earth beside the tree in agitation before disappearing. The man quickly returned to the house, refusing to stay in that room
another night,=, and yet curiosity overcame him days later, when he approached the twisted maple to search as the ghost had done.
Barely visible and wedged in a crack of the tree's trunk was a small golden key, which he retrieved after much prying.
That night, against his better judgment, he once again slept in the room overlooking the field, the key on the night table. When the footsteps sounded outside
as before, the walker remained unseen, passing by unmindful of the key,
if indeed this was known to be present. The man rose from the bed and stood before the window, key in hand, thinking to lay it upon the sill, when the spirit
appeared beneath the twisted maple, again searching. The sound of the window sliding open drew its attention, and only a moment passed
when it noticed him raising the key. The ghost whirled towards him with breathtaking, menacing speed to stand beyond the window.

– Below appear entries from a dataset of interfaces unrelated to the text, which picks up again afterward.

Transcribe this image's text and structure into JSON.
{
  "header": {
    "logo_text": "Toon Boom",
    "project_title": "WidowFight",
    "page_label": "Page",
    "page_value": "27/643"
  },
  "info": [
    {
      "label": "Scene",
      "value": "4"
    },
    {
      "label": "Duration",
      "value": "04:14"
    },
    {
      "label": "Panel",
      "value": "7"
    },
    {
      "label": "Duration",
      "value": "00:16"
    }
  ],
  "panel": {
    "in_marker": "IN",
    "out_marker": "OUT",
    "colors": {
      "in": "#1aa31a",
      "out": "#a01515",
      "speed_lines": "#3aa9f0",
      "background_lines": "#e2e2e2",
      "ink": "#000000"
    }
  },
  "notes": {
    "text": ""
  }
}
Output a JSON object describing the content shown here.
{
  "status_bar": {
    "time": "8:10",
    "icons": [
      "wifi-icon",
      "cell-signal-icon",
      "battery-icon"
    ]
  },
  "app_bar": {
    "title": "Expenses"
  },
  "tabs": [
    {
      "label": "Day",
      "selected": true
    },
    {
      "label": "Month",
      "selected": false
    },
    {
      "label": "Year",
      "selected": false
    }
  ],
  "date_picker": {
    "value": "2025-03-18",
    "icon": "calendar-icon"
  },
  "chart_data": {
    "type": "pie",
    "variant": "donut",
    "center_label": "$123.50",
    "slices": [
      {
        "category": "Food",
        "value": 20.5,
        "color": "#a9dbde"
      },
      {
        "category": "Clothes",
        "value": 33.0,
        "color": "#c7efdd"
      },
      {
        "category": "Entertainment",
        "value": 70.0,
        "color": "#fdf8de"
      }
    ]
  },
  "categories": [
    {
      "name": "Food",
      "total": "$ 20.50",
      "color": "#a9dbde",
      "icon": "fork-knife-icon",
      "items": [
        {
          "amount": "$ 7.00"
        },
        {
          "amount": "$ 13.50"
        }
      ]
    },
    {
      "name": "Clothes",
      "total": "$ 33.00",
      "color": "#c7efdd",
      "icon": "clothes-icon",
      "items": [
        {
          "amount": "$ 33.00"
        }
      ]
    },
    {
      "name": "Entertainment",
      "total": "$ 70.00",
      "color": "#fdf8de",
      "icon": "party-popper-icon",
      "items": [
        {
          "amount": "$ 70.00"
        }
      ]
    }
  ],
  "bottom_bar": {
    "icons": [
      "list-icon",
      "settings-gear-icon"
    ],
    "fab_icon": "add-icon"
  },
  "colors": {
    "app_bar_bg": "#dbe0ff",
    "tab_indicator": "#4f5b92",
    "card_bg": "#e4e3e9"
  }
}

Startled motionless, he stood staring as it slowly opened one palm as if wanting the key laid there, and this he did, trembling. The ghost gleamed
brighter, slender fingers closing upon it fast. With nary a nod of thanks, it walked away, the stones crunching beneath its feet.
The next morning he woke to a commotion, for a gold key had been found inserted into the lock of a prized box that had been in the family's possession
hundreds of years, and yet no one had ever been able to unlock it or otherwise devine its contents, even the most powerful magic-users. It resisted all
attempts to dash it to pieces, too. And the only thing that lay dashed now were the hopes of his hosts, for while the box now held the key,
it held nothing else, its interior
as empty of treasure as their hearts were of hope.
Only after the ghost did not appear again that night did the man reveal what he'd seen, whereupon he learned the ghost appeared to be that of an
ancestor rumored to have made a deal with the god of death, a deal which he had, perhaps, not honored.